RAID-5 controller with a battery-backed write cache is excellent. Writes appear (to MySQL) to be instantaneous.
When comparing RAID-5 to -10, you need to decide whether you are comparing N drives to N drives or comparing M GB to M GB.
N drives: RAID-10 scatters its reads across N drives; So does RAID-5. Writes hit 2 drives in either case, but the read-modify-write for the parity block may make RAID-5 slightly slower.
M GB: Now you are comparing, say, 6 RAID-10 drives to 4 RAID-5 drives (to get 3 drives' worth of space). So RAID-10 probably wins on both reads and writes.
But... Unless you are saturating the I/O, the RAID controller hides the differences.
RAID-5 or -10 is better than manually putting files on different drives:
- Less risk of running out of disk space on one drive when there is plenty of free space on other drives.
- The I/O is more evenly spread out, hence better throughput. By manually splitting, you are likely to get one drive over-worked while the others are less busy.
One problem with "battery-backed": The controller periodically drains the battery to extend its lifetime. At that point, the write cache is turned off, and writes become miserably slow. (This cycling lasts a few minutes, and happens maybe twice a year.)
Both RAID-5 and RAID-10 can withstand a single-drive failure. -5 cannot handle 2 failures at once; -10 can handle some 2-drive failures. (See also -6.)
Since drive failure is one of many things that can go bad (motherboard, controller, power surge, earthquake, tornado, manual goof, software bug, overtemp due to AC failure, ...), I think it is shortsighted to think only about RAID (or even DRBD) when looking at HA, BCP, etc.
I vote for a single filesystem with N drives and RAID-5 or -10 with BBWC.
Well, that's for spinning drives.
For a mixed HD/SSD system, put "logs" on HD since sequential access is relatively fast; put InnoDB stuff on SSD, where random access is important.
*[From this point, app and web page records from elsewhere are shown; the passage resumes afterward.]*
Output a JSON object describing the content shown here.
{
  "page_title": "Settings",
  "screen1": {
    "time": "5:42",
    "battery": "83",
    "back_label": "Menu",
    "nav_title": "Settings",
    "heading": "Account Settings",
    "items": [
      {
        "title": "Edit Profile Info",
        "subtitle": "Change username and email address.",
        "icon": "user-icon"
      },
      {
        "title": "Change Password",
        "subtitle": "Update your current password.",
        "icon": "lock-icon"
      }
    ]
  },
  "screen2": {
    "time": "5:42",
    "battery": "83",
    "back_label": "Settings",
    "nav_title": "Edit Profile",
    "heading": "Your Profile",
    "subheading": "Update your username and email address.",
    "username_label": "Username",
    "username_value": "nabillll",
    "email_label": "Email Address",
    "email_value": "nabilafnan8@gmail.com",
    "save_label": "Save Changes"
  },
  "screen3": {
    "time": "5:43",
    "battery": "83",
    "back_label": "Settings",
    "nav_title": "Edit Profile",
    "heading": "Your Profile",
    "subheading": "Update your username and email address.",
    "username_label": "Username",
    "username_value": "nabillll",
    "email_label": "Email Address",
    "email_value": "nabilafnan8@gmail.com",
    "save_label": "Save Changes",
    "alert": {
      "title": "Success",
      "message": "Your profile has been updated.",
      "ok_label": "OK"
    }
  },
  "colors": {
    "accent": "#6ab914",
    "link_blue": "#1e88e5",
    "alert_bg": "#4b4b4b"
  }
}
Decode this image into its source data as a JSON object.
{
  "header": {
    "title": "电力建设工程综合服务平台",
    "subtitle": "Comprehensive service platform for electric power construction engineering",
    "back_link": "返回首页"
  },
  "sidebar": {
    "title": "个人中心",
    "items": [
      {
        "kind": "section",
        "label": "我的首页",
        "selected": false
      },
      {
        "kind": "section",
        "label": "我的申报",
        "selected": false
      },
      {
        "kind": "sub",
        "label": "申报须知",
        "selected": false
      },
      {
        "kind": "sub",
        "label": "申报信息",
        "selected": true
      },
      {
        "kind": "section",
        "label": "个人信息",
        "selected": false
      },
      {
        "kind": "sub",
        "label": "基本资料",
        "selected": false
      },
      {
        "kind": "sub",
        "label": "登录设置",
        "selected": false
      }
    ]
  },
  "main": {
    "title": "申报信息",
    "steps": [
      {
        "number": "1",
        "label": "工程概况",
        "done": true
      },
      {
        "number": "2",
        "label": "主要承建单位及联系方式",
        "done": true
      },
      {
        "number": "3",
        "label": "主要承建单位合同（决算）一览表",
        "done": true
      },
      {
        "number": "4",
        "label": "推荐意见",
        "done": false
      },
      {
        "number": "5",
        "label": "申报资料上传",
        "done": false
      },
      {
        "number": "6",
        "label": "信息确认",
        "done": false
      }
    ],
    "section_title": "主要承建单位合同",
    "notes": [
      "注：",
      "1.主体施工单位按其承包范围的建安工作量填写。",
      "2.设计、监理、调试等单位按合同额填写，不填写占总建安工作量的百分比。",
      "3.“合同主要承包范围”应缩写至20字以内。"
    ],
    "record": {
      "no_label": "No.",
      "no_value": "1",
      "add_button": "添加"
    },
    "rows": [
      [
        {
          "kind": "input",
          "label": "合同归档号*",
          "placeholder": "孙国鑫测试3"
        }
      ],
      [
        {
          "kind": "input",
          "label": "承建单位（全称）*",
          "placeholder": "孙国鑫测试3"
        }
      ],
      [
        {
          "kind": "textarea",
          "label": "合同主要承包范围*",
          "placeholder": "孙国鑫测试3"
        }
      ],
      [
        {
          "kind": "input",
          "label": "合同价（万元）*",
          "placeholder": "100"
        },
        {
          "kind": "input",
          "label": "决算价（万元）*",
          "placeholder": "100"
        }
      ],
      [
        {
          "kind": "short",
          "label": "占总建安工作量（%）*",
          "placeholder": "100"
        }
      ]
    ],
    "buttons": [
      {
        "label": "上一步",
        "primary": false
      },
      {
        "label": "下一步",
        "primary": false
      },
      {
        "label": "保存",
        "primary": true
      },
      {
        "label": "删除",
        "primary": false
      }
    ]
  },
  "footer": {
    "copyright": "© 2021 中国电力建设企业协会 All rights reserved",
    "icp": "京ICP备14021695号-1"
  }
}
If possible, get a brand of SSD that guarantees atomic 16KB writes, then turn off InnoDB's "double write buffering".
For all-SSD, make sure the wear-leveling is good enough so that all drives don't wear out at the same time (thereby rendering RAID useless).